Farmyard Footie and Toddler Tales on Thursday 3rd July, ending with a great evening offering both Liz Kessler and Ali Sparkes. (How to choose? Or how to get really fast between two venues?) David Almond will make his mcbf debut on Friday night, which is cause for considerable excitement.

And on the Saturday, oh the Saturday, there is lots. Various things early on, followed by vintage afternoon tea (whatever that means) at the Midland Hotel in the company of Cathy Cassidy! After which you will have to run like crazy back to MMU where they will have made the atrium into a theatre for a performance of Private Peaceful: The Concert, with Michael Morpurgo, who is mcbf patron, and acappella trio Cope, Boyes & Simpson.

If you thought that was it, then I have to break it to you that Darren Shan will be doing zombie stuff in the basement on the Saturday evening. Darkness and a high body-count has been guaranteed.

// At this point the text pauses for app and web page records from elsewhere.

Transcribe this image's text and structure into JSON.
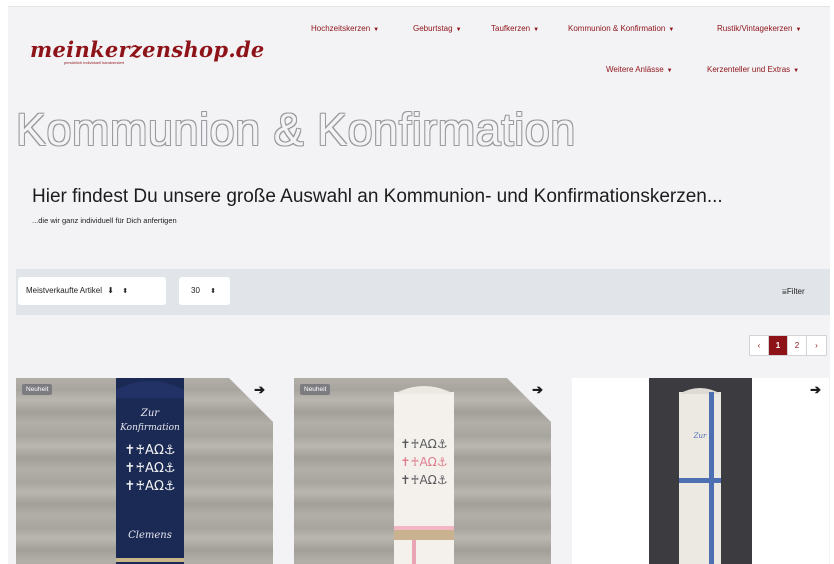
{
  "brand": {
    "logo": "meinkerzenshop.de",
    "tagline": "persönlich   individuell   handverziert"
  },
  "nav": {
    "row1": [
      {
        "label": "Hochzeitskerzen"
      },
      {
        "label": "Geburtstag"
      },
      {
        "label": "Taufkerzen"
      },
      {
        "label": "Kommunion & Konfirmation"
      },
      {
        "label": "Rustik/Vintagekerzen"
      }
    ],
    "row2": [
      {
        "label": "Weitere Anlässe"
      },
      {
        "label": "Kerzenteller und Extras"
      }
    ],
    "caret": "▼"
  },
  "hero": {
    "title": "Kommunion & Konfirmation",
    "headline": "Hier findest Du unsere große Auswahl an Kommunion- und Konfirmationskerzen...",
    "subline": "...die wir ganz individuell für Dich anfertigen"
  },
  "toolbar": {
    "sort_label": "Meistverkaufte Artikel",
    "sort_dir_icon": "⬇",
    "per_page": "30",
    "select_arrows": "⬍",
    "filter_label": "Filter",
    "filter_icon": "⩸"
  },
  "pagination": {
    "prev": "‹",
    "pages": [
      "1",
      "2"
    ],
    "current": "1",
    "next": "›"
  },
  "products": [
    {
      "badge": "Neuheit",
      "arrow": "➔",
      "candle_text_top": "Zur",
      "candle_text_mid": "Konfirmation",
      "candle_name": "Clemens",
      "candle_symbols": "✝♰ΑΩ⚓"
    },
    {
      "badge": "Neuheit",
      "arrow": "➔",
      "candle_symbols": "✝♰ΑΩ⚓"
    },
    {
      "arrow": "➔",
      "candle_text_top": "Zur"
    }
  ],
  "colors": {
    "brand": "#8e1318",
    "page_bg": "#f3f3f6",
    "toolbar_bg": "#e1e4e8",
    "candle_navy": "#1b2a55"
  }
}
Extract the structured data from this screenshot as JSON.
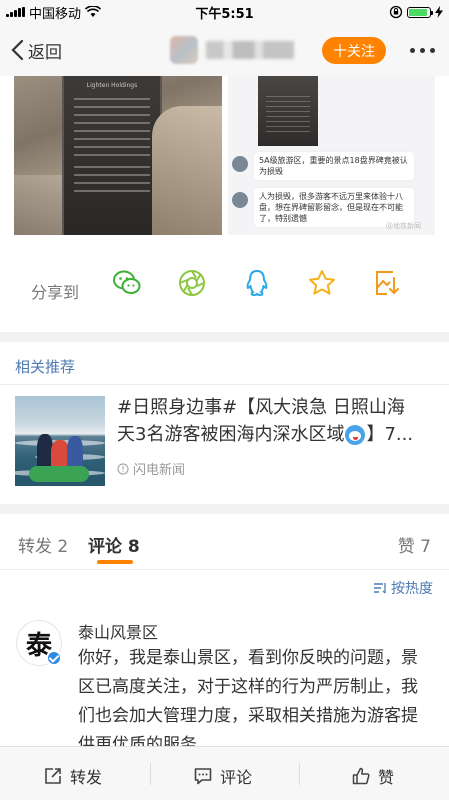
{
  "status_bar": {
    "carrier": "中国移动",
    "time": "下午5:51",
    "battery_level": 0.9
  },
  "nav": {
    "back_label": "返回",
    "follow_label": "十关注",
    "icons": [
      "chevron-left-icon",
      "more-icon"
    ]
  },
  "post": {
    "watermark": "@地铁新闻",
    "chat_messages": [
      "5A级旅游区，重要的景点18盘界碑竟被认为损毁",
      "人为损毁，很多游客不远万里来体验十八盘，想在界碑留影留念，但是现在不可能了，特别遗憾"
    ],
    "stele_caption": "Lighten Holdings"
  },
  "share": {
    "label": "分享到",
    "targets": [
      "wechat-icon",
      "moments-icon",
      "qq-icon",
      "favorite-star-icon",
      "save-image-icon"
    ]
  },
  "related": {
    "title": "相关推荐",
    "text_line1": "#日照身边事#【风大浪急 日照山海",
    "text_line2_a": "天3名游客被困海内深水区域",
    "text_line2_b": "】7...",
    "source": "闪电新闻"
  },
  "tabs": {
    "repost": "转发 2",
    "comment": "评论 8",
    "like": "赞 7"
  },
  "comments": {
    "sort_label": "按热度",
    "items": [
      {
        "name": "泰山风景区",
        "avatar_char": "泰",
        "text": "你好，我是泰山景区，看到你反映的问题，景区已高度关注，对于这样的行为严厉制止，我们也会加大管理力度，采取相关措施为游客提供更优质的服务。"
      }
    ]
  },
  "bottom_bar": {
    "repost": "转发",
    "comment": "评论",
    "like": "赞"
  },
  "colors": {
    "accent_orange": "#ff8200",
    "link_blue": "#4d7ab3",
    "verified_blue": "#2d8be3"
  }
}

Willy Wonka – the real one – is on at Cornerhouse on Sunday, followed by a brussel sprout ice cream workshop, or some such thing. Meanwhile, Tom Palmer will be in two places at the same time (I was promised this until they decided he’d be in two places one after the other), talking about the famous football match in WWI. There will also be a Twitter football final.

What I’m most looking forward to, however, is the Carol Ann Duffy and John Sampson festival finale, with afternoon tea and a quiz at the MacDonald Townhouse Hotel. (And it had better be at least as chaotic as the one in 2010 where James’s mother was disqualified, and I probably should have been.)

You should be able to book tickets from today, and doing it today might be a good idea. Just in case it sells out. Which would be good (for them), but also a shame (for you).

For some obscure, but very kind, reason they have put my name on the last page. 14 rows beneath Carol Ann Duffy, but only two away from Michael Morpurgo. And I didn’t even give them any money.

MMU

All I want now is a complimentary hotel room for the duration. And a sofa from the atrium area to take home.